I have monitored this case in particular since June 2014 when police officers from Makupa Police Station got a tip-off and raided Fuji Motors yard in Tudor, Mombasa.

The four-year journey led us from seizure, arrest, prosecution, conviction and finally to acquittal.

Following these cases requires bravery as these criminals have ties everywhere and at one time Feisal threatened our journalists in court.

I have personally received death threats on multiple occasions.


Only two in nine high-profile cases relating to major seizures in elephant ivory have been concluded.

All two cases have ended in acquittals. Earlier this year, Nicholas Maweu, a customs agent, was acquitted of his role in the seizure of 3,287 kilogrammes valued at Sh164 million at the port of Mombasa in 2013.

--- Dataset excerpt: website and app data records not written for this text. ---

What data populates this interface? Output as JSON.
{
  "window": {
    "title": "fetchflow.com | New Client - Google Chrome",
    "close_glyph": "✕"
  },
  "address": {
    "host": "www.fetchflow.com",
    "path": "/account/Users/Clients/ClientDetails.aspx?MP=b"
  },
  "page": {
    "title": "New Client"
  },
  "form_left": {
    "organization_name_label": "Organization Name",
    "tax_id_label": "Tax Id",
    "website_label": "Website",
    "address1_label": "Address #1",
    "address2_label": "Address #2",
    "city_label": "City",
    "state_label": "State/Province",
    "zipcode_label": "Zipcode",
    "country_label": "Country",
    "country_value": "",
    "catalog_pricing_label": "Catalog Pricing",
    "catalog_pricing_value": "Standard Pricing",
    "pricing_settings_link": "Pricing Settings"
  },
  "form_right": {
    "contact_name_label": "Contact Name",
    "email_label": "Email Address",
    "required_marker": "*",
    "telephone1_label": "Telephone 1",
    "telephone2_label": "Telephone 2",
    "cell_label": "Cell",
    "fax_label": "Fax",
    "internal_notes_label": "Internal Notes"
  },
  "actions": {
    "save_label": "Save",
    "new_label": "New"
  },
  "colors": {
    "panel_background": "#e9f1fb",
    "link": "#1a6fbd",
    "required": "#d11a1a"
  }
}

This ivory was concealed in groundnuts and upon seizure the true owners of this consignment were never charged with criminal offences.

Maweu was the only person accused in this case! While acquitting Maweu, the court cast doubts on investigations coupled with a poor prosecution that did not charge all key suspects involved.

Seven cases are currently pending in courts in various stages of determination.

They all relate to a shocking 12,455 kilogrammes of elephant ivory in evidence!

Some cases are celebrating their sixth anniversary in the corridors of justice, having begun in 2012. Delay is not new in these cases.


Loopholes within Kenya’s wildlife law also favour traffickers heavily.

When passing the Wildlife Act in 2013, MPs set a higher penalty for those engaging in trafficking of endangered species from the penalty of a five-year imprisonment and Sh1 million fine to life imprisonment and Sh20 million fine.

They however did not specify what illegal activity triggers the penalty in the law, leaving a loophole that preferred less punitive penalties in favour of suspected ivory dealers and traffickers.

Tourism Cabinet Secretary Najib Balala has made it his mission to correct this glaring loophole, and through the Statute Law (Miscellaneous Amendments) Bill, 2018, currently before Parliament, has proposed a raft of amendments that finally fix this problem.


When the bill passes into law, penalties against wildlife traffickers will be certain and enhanced.

Unfortunately, these efforts to amend the law will find Feisal and his comrades long gone.

Wildlife trafficking suspects are untouchable and always seem to avoid justice. There is no guarantee that pending cases will have a contrary outcome.

The precedent Feisal’s acquittal sets is now obvious for everyone to see.

Mr Noordin Haji, the Director of Public Prosecutions, has insisted he will challenge the decision in the Court of Appeal.

I remain cautiously optimistic that this audacious attempt with bear fruit.

Karani is the Legal Affairs Manager at WildlifeDirect